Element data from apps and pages
◆ ◆ ◆ ◆

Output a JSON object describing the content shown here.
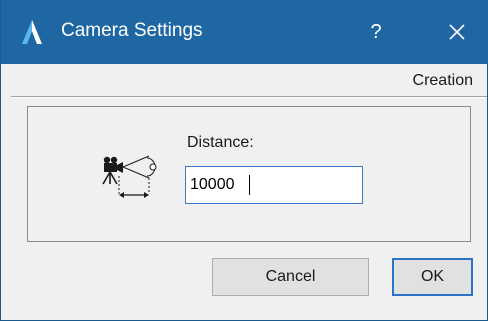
{
  "window": {
    "title": "Camera Settings",
    "help_glyph": "?",
    "icons": {
      "app": "archicad-app-icon",
      "close": "close-icon",
      "camera": "camera-distance-icon"
    },
    "colors": {
      "titlebar": "#1f67a3",
      "focus_border": "#2a73c8"
    }
  },
  "category_label": "Creation",
  "distance": {
    "label": "Distance:",
    "value": "10000"
  },
  "buttons": {
    "cancel": "Cancel",
    "ok": "OK"
  }
}
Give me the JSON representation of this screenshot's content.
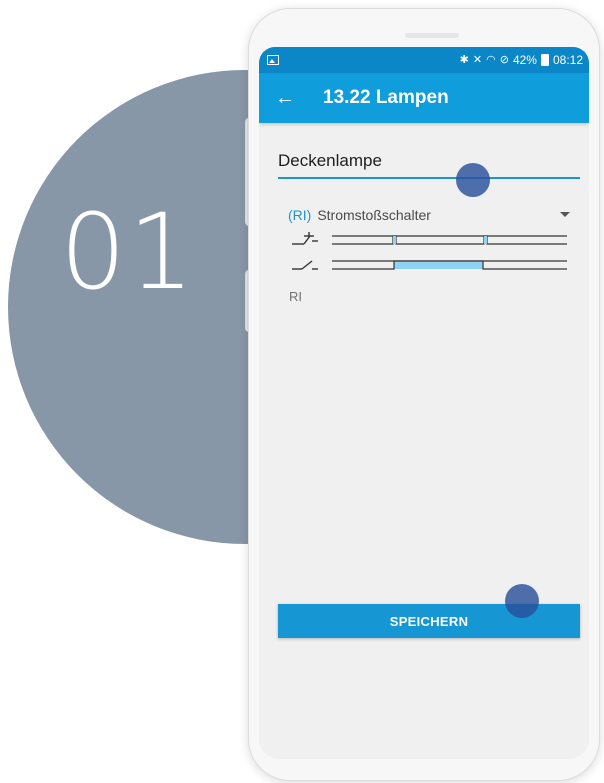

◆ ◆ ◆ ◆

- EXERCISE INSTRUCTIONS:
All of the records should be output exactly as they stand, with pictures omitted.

- COMPLETED TASK:
Output a JSON object describing the content shown here.
{
  "window": {
    "title": "Camera Settings",
    "help_glyph": "?",
    "icons": {
      "app": "archicad-app-icon",
      "close": "close-icon",
      "camera": "camera-distance-icon"
    },
    "colors": {
      "titlebar": "#1f67a3",
      "focus_border": "#2a73c8"
    }
  },
  "category_label": "Creation",
  "distance": {
    "label": "Distance:",
    "value": "10000"
  },
  "buttons": {
    "cancel": "Cancel",
    "ok": "OK"
  }
}
Give me the JSON representation of this screenshot's content.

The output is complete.